My friends and I are going to fetch our old age pensions today. Today is the day where we will all meet at the pension office, we will spend some time together chatting, then buy some fruit and bread from the informal vendors sitting on the pavement outside the pension office. Today should be happy with anticipation of the coming festivities. But there is no joy, there is no happy expectation. On the contrary, most of us are exhausted, not only from walking a long way in the heat and the blazing sun, but also from nursing our adult children who have AIDS and from trying to care for all the grandchildren, as well.
Nokuthula, my 26 year old daughter died in October from AIDS related infections. She has left me with her three children to care for. The youngest of the three is Mbali. Mbali is now four years old and is showing similar symptoms to what her mother had. She is too weak to walk, so I have to carry her on my back wherever I go. Thokozani (7 years) and Fikile (6 years) are also too young to stay on their own at home, in an area where violence, rape and child abuse are part of daily life. We must look a very sorry sight as we all traipse along the muddy roads together.
The bond between Mbali and her mother was very deep, as she was breast fed for two and a half years. But it was this love, which was to seal her fate, as she too is in full blown AIDS now. Mbali’s father died during 2002.
As I leave the pension office and the street vendors with my few oranges and a loaf of bread for supper, I wonder to myself what is going to happen to the children when I die. I am now 82 years old and not very strong. I brush the thought from my mind as I walk because the problems of today overwhelm me.
Mbali is crying, she has diarrhoea, oral thrush, refuses to eat anything and is emaciated. How am I going to cope? One of my friends tells me about Blessed Gérard’s Hospice where her daughter had been cared for. She was so impressed that she suggested I go there with Mbali. I turn around and walk the eight kilometres with Mbali on my back and Thokozani and Fikile following.
Finally I reach Blessed Gérard’s Hospice. I am received with warmth and respect into the reception area. It is cool inside and we can finally sit down. Mbali lies on the floor out of sheer weakness. A nurse comes and picks her up; we are taken to a lounge where we are offered something cold to drink. The nurse takes Mbali to the examination room, where we mutually decide to admit her to the hospice. My heart is very sad but it is also suddenly lighter and I am so grateful. The people are so nice to me and to the children.
Mbali is taken to a nice clean room where there are other children but she is too sick to notice. I leave with a spring in my step, although it is a long way home I know Mbali is in good hands.
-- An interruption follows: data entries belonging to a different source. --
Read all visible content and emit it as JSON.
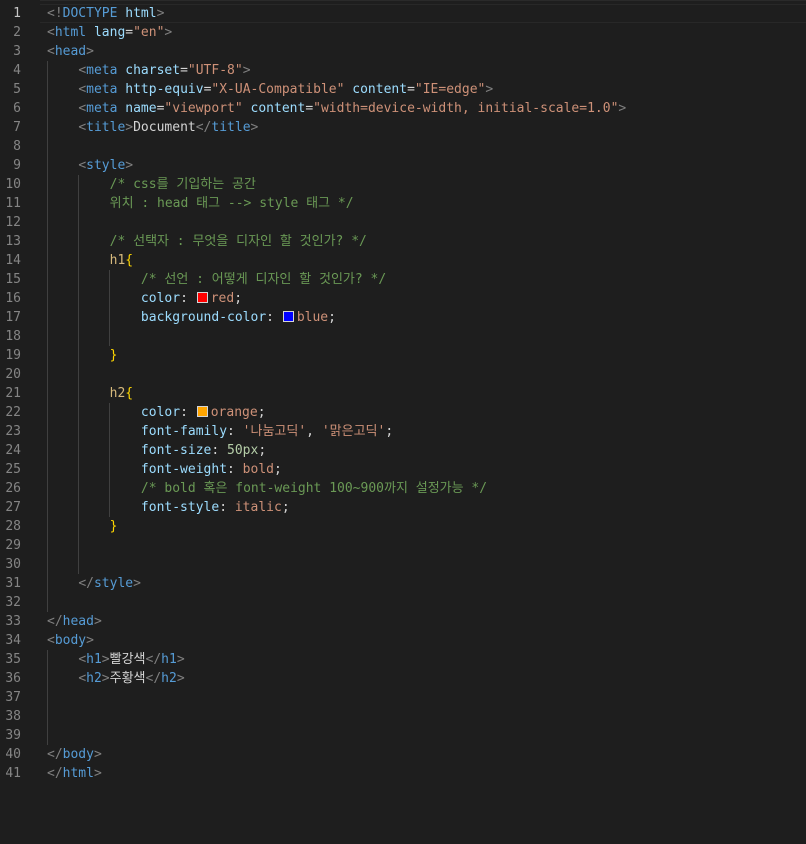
{
  "editor": {
    "active_line": 1,
    "line_numbers": [
      "1",
      "2",
      "3",
      "4",
      "5",
      "6",
      "7",
      "8",
      "9",
      "10",
      "11",
      "12",
      "13",
      "14",
      "15",
      "16",
      "17",
      "18",
      "19",
      "20",
      "21",
      "22",
      "23",
      "24",
      "25",
      "26",
      "27",
      "28",
      "29",
      "30",
      "31",
      "32",
      "33",
      "34",
      "35",
      "36",
      "37",
      "38",
      "39",
      "40",
      "41"
    ],
    "colors": {
      "red_swatch": "#ff0000",
      "blue_swatch": "#0000ff",
      "orange_swatch": "#ffa500"
    },
    "lines": [
      [
        {
          "c": "t-br",
          "t": "<!"
        },
        {
          "c": "t-tag",
          "t": "DOCTYPE"
        },
        {
          "c": "t-text",
          "t": " "
        },
        {
          "c": "t-attr",
          "t": "html"
        },
        {
          "c": "t-br",
          "t": ">"
        }
      ],
      [
        {
          "c": "t-br",
          "t": "<"
        },
        {
          "c": "t-tag",
          "t": "html"
        },
        {
          "c": "t-text",
          "t": " "
        },
        {
          "c": "t-attr",
          "t": "lang"
        },
        {
          "c": "t-text",
          "t": "="
        },
        {
          "c": "t-str",
          "t": "\"en\""
        },
        {
          "c": "t-br",
          "t": ">"
        }
      ],
      [
        {
          "c": "t-br",
          "t": "<"
        },
        {
          "c": "t-tag",
          "t": "head"
        },
        {
          "c": "t-br",
          "t": ">"
        }
      ],
      [
        {
          "c": "t-text",
          "t": "    "
        },
        {
          "c": "t-br",
          "t": "<"
        },
        {
          "c": "t-tag",
          "t": "meta"
        },
        {
          "c": "t-text",
          "t": " "
        },
        {
          "c": "t-attr",
          "t": "charset"
        },
        {
          "c": "t-text",
          "t": "="
        },
        {
          "c": "t-str",
          "t": "\"UTF-8\""
        },
        {
          "c": "t-br",
          "t": ">"
        }
      ],
      [
        {
          "c": "t-text",
          "t": "    "
        },
        {
          "c": "t-br",
          "t": "<"
        },
        {
          "c": "t-tag",
          "t": "meta"
        },
        {
          "c": "t-text",
          "t": " "
        },
        {
          "c": "t-attr",
          "t": "http-equiv"
        },
        {
          "c": "t-text",
          "t": "="
        },
        {
          "c": "t-str",
          "t": "\"X-UA-Compatible\""
        },
        {
          "c": "t-text",
          "t": " "
        },
        {
          "c": "t-attr",
          "t": "content"
        },
        {
          "c": "t-text",
          "t": "="
        },
        {
          "c": "t-str",
          "t": "\"IE=edge\""
        },
        {
          "c": "t-br",
          "t": ">"
        }
      ],
      [
        {
          "c": "t-text",
          "t": "    "
        },
        {
          "c": "t-br",
          "t": "<"
        },
        {
          "c": "t-tag",
          "t": "meta"
        },
        {
          "c": "t-text",
          "t": " "
        },
        {
          "c": "t-attr",
          "t": "name"
        },
        {
          "c": "t-text",
          "t": "="
        },
        {
          "c": "t-str",
          "t": "\"viewport\""
        },
        {
          "c": "t-text",
          "t": " "
        },
        {
          "c": "t-attr",
          "t": "content"
        },
        {
          "c": "t-text",
          "t": "="
        },
        {
          "c": "t-str",
          "t": "\"width=device-width, initial-scale=1.0\""
        },
        {
          "c": "t-br",
          "t": ">"
        }
      ],
      [
        {
          "c": "t-text",
          "t": "    "
        },
        {
          "c": "t-br",
          "t": "<"
        },
        {
          "c": "t-tag",
          "t": "title"
        },
        {
          "c": "t-br",
          "t": ">"
        },
        {
          "c": "t-text",
          "t": "Document"
        },
        {
          "c": "t-br",
          "t": "</"
        },
        {
          "c": "t-tag",
          "t": "title"
        },
        {
          "c": "t-br",
          "t": ">"
        }
      ],
      [],
      [
        {
          "c": "t-text",
          "t": "    "
        },
        {
          "c": "t-br",
          "t": "<"
        },
        {
          "c": "t-tag",
          "t": "style"
        },
        {
          "c": "t-br",
          "t": ">"
        }
      ],
      [
        {
          "c": "t-text",
          "t": "        "
        },
        {
          "c": "t-com",
          "t": "/* css를 기입하는 공간"
        }
      ],
      [
        {
          "c": "t-text",
          "t": "        "
        },
        {
          "c": "t-com",
          "t": "위치 : head 태그 --> style 태그 */"
        }
      ],
      [],
      [
        {
          "c": "t-text",
          "t": "        "
        },
        {
          "c": "t-com",
          "t": "/* 선택자 : 무엇을 디자인 할 것인가? */"
        }
      ],
      [
        {
          "c": "t-text",
          "t": "        "
        },
        {
          "c": "t-sel",
          "t": "h1"
        },
        {
          "c": "t-brace",
          "t": "{"
        }
      ],
      [
        {
          "c": "t-text",
          "t": "            "
        },
        {
          "c": "t-com",
          "t": "/* 선언 : 어떻게 디자인 할 것인가? */"
        }
      ],
      [
        {
          "c": "t-text",
          "t": "            "
        },
        {
          "c": "t-prop",
          "t": "color"
        },
        {
          "c": "t-punct",
          "t": ": "
        },
        {
          "sw": "red_swatch"
        },
        {
          "c": "t-val",
          "t": "red"
        },
        {
          "c": "t-punct",
          "t": ";"
        }
      ],
      [
        {
          "c": "t-text",
          "t": "            "
        },
        {
          "c": "t-prop",
          "t": "background-color"
        },
        {
          "c": "t-punct",
          "t": ": "
        },
        {
          "sw": "blue_swatch"
        },
        {
          "c": "t-val",
          "t": "blue"
        },
        {
          "c": "t-punct",
          "t": ";"
        }
      ],
      [],
      [
        {
          "c": "t-text",
          "t": "        "
        },
        {
          "c": "t-brace",
          "t": "}"
        }
      ],
      [],
      [
        {
          "c": "t-text",
          "t": "        "
        },
        {
          "c": "t-sel",
          "t": "h2"
        },
        {
          "c": "t-brace",
          "t": "{"
        }
      ],
      [
        {
          "c": "t-text",
          "t": "            "
        },
        {
          "c": "t-prop",
          "t": "color"
        },
        {
          "c": "t-punct",
          "t": ": "
        },
        {
          "sw": "orange_swatch"
        },
        {
          "c": "t-val",
          "t": "orange"
        },
        {
          "c": "t-punct",
          "t": ";"
        }
      ],
      [
        {
          "c": "t-text",
          "t": "            "
        },
        {
          "c": "t-prop",
          "t": "font-family"
        },
        {
          "c": "t-punct",
          "t": ": "
        },
        {
          "c": "t-val",
          "t": "'나눔고딕'"
        },
        {
          "c": "t-punct",
          "t": ", "
        },
        {
          "c": "t-val",
          "t": "'맑은고딕'"
        },
        {
          "c": "t-punct",
          "t": ";"
        }
      ],
      [
        {
          "c": "t-text",
          "t": "            "
        },
        {
          "c": "t-prop",
          "t": "font-size"
        },
        {
          "c": "t-punct",
          "t": ": "
        },
        {
          "c": "t-num",
          "t": "50px"
        },
        {
          "c": "t-punct",
          "t": ";"
        }
      ],
      [
        {
          "c": "t-text",
          "t": "            "
        },
        {
          "c": "t-prop",
          "t": "font-weight"
        },
        {
          "c": "t-punct",
          "t": ": "
        },
        {
          "c": "t-val",
          "t": "bold"
        },
        {
          "c": "t-punct",
          "t": ";"
        }
      ],
      [
        {
          "c": "t-text",
          "t": "            "
        },
        {
          "c": "t-com",
          "t": "/* bold 혹은 font-weight 100~900까지 설정가능 */"
        }
      ],
      [
        {
          "c": "t-text",
          "t": "            "
        },
        {
          "c": "t-prop",
          "t": "font-style"
        },
        {
          "c": "t-punct",
          "t": ": "
        },
        {
          "c": "t-val",
          "t": "italic"
        },
        {
          "c": "t-punct",
          "t": ";"
        }
      ],
      [
        {
          "c": "t-text",
          "t": "        "
        },
        {
          "c": "t-brace",
          "t": "}"
        }
      ],
      [],
      [],
      [
        {
          "c": "t-text",
          "t": "    "
        },
        {
          "c": "t-br",
          "t": "</"
        },
        {
          "c": "t-tag",
          "t": "style"
        },
        {
          "c": "t-br",
          "t": ">"
        }
      ],
      [],
      [
        {
          "c": "t-br",
          "t": "</"
        },
        {
          "c": "t-tag",
          "t": "head"
        },
        {
          "c": "t-br",
          "t": ">"
        }
      ],
      [
        {
          "c": "t-br",
          "t": "<"
        },
        {
          "c": "t-tag",
          "t": "body"
        },
        {
          "c": "t-br",
          "t": ">"
        }
      ],
      [
        {
          "c": "t-text",
          "t": "    "
        },
        {
          "c": "t-br",
          "t": "<"
        },
        {
          "c": "t-tag",
          "t": "h1"
        },
        {
          "c": "t-br",
          "t": ">"
        },
        {
          "c": "t-text",
          "t": "빨강색"
        },
        {
          "c": "t-br",
          "t": "</"
        },
        {
          "c": "t-tag",
          "t": "h1"
        },
        {
          "c": "t-br",
          "t": ">"
        }
      ],
      [
        {
          "c": "t-text",
          "t": "    "
        },
        {
          "c": "t-br",
          "t": "<"
        },
        {
          "c": "t-tag",
          "t": "h2"
        },
        {
          "c": "t-br",
          "t": ">"
        },
        {
          "c": "t-text",
          "t": "주황색"
        },
        {
          "c": "t-br",
          "t": "</"
        },
        {
          "c": "t-tag",
          "t": "h2"
        },
        {
          "c": "t-br",
          "t": ">"
        }
      ],
      [],
      [],
      [],
      [
        {
          "c": "t-br",
          "t": "</"
        },
        {
          "c": "t-tag",
          "t": "body"
        },
        {
          "c": "t-br",
          "t": ">"
        }
      ],
      [
        {
          "c": "t-br",
          "t": "</"
        },
        {
          "c": "t-tag",
          "t": "html"
        },
        {
          "c": "t-br",
          "t": ">"
        }
      ]
    ]
  }
}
The compassionate and sensitive people at Blessed Gérard’s Hospice have told me that when Mbali is a little stronger, they will send her upstairs to Blessed Gérard’s Children’s Home, where she can play and learn, where she can be cared for and loved.
Thank you to the people who help in Blessed Gérard’s Hospice and Blessed Gérard’s Children’s Home, you have helped me tremendously. Knowing that Mbali receives all the care that she needs her brother and sister and I can enjoy Christmas.”
Foot note: Mbali did indeed enjoy her Christmas, but her condition continued to deteriorate over the next few weeks and finally she succumbed to AIDS when God called her at the end of February 2004.
This page is part of the Newsletter No. 24 of the Brotherhood of Blessed Gérard
Back to the homepage of the Brotherhood of Blessed
This page was last updated on Tuesday, 15 January 2013 12:49:56